Date: 24.01.2024

Insurers withdraw war risk cover

Since December 2023, nearly 30 commercial vessels transiting the Red Sea have faced missile strikes or near misses from the Yemen-based Houthis, including container ships owned by Maersk, MSC and CMA CGM.

As of last week, 550 container ships have been diverted away from the Suez Canal or are planning to reroute around the south of Africa via the Cape of Good Hope to avoid Red Sea attacks.

Some ships are still travelling through the Suez Canal. Beijing has been neutral on the Houthi attacks but the disruption has raised freight rates, while France’s CMA CGM is still sending some ships through the canal when they can get French warship escorts.

Last week Lloyd’s and London market marine insurers confirmed that they are continuing to maintain cover for cargo and ships transiting the Red Sea despite increasing tensions, but some ship insurers are starting to avoid covering commercial ships against war risks when they navigate the southern Red Sea.

War-risk insurance premiums have already climbed from 0.75-1% of the vessel’s value, which means, shipowners will now have to pay $millions for war-risk insurance cover, depending on vessel age, size and type, with underwriters seeking exclusions for vessels with links to the UK, US and Israel, when issuing cover for ships transiting the Red Sea.

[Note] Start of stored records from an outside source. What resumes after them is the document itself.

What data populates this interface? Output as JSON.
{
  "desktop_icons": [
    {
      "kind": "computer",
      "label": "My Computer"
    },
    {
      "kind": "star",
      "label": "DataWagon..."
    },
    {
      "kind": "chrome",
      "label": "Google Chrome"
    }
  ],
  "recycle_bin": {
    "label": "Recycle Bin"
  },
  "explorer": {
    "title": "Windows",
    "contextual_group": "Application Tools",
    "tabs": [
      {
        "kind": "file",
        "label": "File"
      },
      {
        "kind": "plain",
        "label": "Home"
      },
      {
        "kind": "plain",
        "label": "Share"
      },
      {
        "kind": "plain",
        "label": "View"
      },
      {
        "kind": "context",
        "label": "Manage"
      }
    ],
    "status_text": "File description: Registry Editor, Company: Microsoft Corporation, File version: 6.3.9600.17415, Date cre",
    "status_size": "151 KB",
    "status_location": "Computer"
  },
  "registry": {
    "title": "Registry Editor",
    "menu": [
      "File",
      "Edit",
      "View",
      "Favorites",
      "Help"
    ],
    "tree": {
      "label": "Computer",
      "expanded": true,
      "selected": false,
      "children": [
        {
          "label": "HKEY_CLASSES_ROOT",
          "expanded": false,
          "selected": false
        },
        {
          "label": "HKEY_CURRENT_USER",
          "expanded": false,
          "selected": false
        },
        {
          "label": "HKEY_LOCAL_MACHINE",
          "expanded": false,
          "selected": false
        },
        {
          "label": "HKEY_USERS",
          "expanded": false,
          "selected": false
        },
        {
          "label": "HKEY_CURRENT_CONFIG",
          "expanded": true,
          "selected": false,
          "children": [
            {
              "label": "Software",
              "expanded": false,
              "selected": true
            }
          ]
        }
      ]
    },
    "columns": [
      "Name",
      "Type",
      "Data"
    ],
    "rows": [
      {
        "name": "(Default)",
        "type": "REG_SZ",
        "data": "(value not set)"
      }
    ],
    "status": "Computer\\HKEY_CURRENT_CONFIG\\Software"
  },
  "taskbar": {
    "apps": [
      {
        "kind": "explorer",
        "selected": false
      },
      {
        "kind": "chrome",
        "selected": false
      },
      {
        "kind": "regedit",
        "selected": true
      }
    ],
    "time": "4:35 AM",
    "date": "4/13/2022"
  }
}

In addition to the soaring annual premium, shipowners will also have to pay an additional premium if they want to transit via the Red Sea. It is because several Protection and Indemnity (P&I) clubs have expanded their additional premium zones across the Indian Ocean, Gulf of Aden and Southern Red Sea.

We have seen evidence however, that some insurers won’t cover anything from a war risk perspective around the Horn of Africa and the Red Sea, which means even more commercial shipping companies will be rerouting through The Cape of Good Hope in the near future.

The massive boost to insurance rates is likely to make the Cape of Good Hope routing more cost effective for carriers relative to the Suez Canal, even with the higher fuel costs.

Metro recommends All Risk marine insurance to protect you against all loss of cargo, to the full value of the goods.

Carriers and other supply chain participants operate under conditions that limit their liability and may even require you to compensate them, in certain circumstances, which means that any compensation you receive is likely to be considerably lower than your actual loss.

Metro work with selected partners to offer All Risk marine insurance cover that protects your cargo during every stage of transportation and storage, on a per shipment or annual cover basis.

Please contact your Metro Account Manager for further information.